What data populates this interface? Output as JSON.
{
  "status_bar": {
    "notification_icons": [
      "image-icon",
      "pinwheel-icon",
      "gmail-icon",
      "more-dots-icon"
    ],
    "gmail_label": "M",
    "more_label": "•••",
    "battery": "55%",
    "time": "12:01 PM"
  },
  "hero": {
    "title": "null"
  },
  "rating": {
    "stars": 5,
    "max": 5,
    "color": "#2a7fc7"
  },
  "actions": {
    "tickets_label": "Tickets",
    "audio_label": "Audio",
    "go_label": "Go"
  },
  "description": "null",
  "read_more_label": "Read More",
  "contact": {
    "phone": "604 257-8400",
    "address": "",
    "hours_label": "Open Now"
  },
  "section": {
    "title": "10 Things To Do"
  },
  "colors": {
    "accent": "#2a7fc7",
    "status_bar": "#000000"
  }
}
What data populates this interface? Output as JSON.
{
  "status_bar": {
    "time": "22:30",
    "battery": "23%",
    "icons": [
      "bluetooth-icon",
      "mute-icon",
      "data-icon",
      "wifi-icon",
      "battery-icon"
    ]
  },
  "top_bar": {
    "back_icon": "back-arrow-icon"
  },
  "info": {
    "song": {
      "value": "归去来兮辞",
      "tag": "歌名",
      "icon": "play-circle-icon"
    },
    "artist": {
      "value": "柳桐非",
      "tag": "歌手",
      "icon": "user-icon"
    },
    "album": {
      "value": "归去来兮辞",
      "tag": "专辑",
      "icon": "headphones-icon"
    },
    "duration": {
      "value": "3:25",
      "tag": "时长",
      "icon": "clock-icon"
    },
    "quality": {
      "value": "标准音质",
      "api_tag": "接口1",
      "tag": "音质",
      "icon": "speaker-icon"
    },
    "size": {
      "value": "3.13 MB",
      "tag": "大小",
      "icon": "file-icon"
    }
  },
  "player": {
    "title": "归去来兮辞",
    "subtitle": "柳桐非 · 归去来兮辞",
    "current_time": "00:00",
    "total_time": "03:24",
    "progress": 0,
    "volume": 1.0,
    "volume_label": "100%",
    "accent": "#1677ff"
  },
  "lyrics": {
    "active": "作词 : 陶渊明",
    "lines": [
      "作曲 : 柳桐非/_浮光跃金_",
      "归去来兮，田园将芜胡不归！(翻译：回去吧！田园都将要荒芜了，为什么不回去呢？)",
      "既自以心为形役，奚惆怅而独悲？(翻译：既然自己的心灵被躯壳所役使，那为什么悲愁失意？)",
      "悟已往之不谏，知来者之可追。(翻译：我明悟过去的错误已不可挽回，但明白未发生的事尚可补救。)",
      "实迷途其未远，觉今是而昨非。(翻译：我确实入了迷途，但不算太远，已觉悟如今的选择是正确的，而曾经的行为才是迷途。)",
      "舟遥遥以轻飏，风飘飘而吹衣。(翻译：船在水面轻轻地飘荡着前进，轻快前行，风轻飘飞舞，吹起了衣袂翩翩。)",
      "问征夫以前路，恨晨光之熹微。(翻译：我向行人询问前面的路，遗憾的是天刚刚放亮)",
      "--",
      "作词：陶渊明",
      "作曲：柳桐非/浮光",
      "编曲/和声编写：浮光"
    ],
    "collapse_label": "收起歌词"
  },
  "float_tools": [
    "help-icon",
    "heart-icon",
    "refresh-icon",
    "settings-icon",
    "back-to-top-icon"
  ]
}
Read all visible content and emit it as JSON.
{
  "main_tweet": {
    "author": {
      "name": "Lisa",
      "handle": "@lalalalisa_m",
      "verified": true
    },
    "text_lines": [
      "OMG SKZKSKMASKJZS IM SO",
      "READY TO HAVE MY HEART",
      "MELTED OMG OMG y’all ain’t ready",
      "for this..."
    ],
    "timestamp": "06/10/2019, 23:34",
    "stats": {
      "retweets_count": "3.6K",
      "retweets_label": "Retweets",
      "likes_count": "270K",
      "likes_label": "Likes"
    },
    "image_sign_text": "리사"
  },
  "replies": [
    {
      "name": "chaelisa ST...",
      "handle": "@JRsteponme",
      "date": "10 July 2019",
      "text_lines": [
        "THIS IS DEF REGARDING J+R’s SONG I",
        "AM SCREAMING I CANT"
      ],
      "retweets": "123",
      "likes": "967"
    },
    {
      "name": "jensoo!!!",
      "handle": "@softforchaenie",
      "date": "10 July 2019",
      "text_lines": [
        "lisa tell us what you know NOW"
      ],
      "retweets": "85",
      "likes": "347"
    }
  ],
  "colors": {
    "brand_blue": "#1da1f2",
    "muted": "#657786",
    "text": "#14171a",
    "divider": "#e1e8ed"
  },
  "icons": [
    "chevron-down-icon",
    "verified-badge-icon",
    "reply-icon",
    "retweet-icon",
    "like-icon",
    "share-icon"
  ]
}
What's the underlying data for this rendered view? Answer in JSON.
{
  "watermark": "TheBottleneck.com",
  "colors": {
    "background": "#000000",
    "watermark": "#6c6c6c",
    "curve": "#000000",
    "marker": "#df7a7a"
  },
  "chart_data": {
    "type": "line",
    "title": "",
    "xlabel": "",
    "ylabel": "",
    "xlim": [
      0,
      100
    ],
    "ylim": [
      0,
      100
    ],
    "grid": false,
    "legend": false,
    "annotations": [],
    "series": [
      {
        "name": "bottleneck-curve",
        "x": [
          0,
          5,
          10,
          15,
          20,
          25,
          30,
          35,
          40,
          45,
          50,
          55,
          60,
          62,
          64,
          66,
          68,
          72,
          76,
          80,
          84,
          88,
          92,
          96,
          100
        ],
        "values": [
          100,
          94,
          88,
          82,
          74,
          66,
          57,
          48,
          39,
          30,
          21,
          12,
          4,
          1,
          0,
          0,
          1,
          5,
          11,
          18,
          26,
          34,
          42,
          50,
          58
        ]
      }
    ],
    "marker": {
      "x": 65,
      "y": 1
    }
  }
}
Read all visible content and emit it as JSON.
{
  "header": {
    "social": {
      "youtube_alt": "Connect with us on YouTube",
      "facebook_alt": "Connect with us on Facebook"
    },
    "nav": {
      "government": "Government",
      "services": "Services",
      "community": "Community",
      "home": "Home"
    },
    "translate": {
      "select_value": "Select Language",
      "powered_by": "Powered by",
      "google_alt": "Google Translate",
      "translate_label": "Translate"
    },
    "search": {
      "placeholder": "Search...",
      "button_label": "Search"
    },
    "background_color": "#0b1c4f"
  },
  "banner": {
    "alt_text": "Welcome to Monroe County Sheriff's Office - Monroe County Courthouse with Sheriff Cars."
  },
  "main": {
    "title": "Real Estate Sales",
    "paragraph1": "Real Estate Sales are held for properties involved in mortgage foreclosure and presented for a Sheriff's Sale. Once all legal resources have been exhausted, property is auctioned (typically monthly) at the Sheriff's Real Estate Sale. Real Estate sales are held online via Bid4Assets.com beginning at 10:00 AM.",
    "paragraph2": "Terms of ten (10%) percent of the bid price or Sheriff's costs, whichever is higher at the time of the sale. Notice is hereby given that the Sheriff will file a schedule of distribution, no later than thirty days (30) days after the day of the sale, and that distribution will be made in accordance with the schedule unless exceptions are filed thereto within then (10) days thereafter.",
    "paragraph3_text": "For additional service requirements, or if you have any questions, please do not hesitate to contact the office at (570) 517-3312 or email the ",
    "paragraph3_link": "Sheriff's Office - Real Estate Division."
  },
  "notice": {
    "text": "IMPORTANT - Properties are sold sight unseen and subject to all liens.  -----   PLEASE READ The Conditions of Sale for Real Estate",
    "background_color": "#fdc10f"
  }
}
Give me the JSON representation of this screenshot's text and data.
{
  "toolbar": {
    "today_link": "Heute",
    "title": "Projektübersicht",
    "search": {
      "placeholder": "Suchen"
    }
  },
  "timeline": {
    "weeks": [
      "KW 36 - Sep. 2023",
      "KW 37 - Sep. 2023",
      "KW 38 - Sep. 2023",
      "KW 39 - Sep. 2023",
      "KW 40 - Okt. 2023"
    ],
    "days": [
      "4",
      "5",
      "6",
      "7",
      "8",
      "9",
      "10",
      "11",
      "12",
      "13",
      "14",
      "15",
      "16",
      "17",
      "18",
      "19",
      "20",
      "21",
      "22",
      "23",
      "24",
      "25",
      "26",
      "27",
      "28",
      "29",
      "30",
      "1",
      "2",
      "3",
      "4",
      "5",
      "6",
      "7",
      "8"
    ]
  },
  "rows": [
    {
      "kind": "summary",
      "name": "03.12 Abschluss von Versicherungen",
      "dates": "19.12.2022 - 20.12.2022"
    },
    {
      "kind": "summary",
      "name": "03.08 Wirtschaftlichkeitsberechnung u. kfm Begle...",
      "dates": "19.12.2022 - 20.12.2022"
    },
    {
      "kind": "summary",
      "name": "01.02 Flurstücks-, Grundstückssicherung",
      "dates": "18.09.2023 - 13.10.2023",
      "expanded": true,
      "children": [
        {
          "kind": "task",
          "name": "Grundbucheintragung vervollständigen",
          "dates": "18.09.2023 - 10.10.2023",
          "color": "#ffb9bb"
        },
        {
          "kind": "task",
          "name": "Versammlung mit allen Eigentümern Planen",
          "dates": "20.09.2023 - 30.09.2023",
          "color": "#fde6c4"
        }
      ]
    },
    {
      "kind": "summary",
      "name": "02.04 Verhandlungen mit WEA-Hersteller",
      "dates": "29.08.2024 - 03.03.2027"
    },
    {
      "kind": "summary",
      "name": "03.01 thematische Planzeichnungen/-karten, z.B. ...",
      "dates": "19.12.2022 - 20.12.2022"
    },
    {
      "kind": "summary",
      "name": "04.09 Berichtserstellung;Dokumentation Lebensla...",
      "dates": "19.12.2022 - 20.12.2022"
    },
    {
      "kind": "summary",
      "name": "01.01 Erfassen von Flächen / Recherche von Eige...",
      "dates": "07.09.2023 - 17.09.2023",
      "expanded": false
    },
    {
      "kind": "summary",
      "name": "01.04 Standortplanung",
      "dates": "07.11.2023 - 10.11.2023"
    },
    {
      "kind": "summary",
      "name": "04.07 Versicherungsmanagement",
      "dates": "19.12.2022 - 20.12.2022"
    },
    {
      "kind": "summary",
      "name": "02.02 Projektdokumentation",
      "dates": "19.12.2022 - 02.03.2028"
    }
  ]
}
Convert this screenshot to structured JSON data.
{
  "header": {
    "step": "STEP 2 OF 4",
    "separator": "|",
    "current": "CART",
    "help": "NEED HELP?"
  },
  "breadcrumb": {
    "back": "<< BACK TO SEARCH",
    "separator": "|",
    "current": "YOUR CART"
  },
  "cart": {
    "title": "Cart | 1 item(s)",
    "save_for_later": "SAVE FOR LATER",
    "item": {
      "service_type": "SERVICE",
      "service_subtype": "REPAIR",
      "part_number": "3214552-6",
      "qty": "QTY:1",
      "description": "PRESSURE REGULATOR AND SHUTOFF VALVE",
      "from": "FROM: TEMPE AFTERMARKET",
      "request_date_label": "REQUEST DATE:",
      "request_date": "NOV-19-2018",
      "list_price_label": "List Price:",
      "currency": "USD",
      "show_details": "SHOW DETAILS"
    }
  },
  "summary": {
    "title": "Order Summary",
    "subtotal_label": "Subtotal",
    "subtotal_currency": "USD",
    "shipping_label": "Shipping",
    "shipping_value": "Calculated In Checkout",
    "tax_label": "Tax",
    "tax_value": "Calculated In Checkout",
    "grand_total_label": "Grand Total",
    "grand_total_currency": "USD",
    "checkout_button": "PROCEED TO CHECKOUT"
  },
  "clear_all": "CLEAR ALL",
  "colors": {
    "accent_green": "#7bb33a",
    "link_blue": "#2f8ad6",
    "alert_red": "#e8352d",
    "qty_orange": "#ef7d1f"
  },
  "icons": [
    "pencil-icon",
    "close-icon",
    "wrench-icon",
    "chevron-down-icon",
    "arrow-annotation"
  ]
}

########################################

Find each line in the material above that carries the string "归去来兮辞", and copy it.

      "value": "归去来兮辞",
      "value": "归去来兮辞",
    "title": "归去来兮辞",
    "subtitle": "柳桐非 · 归去来兮辞",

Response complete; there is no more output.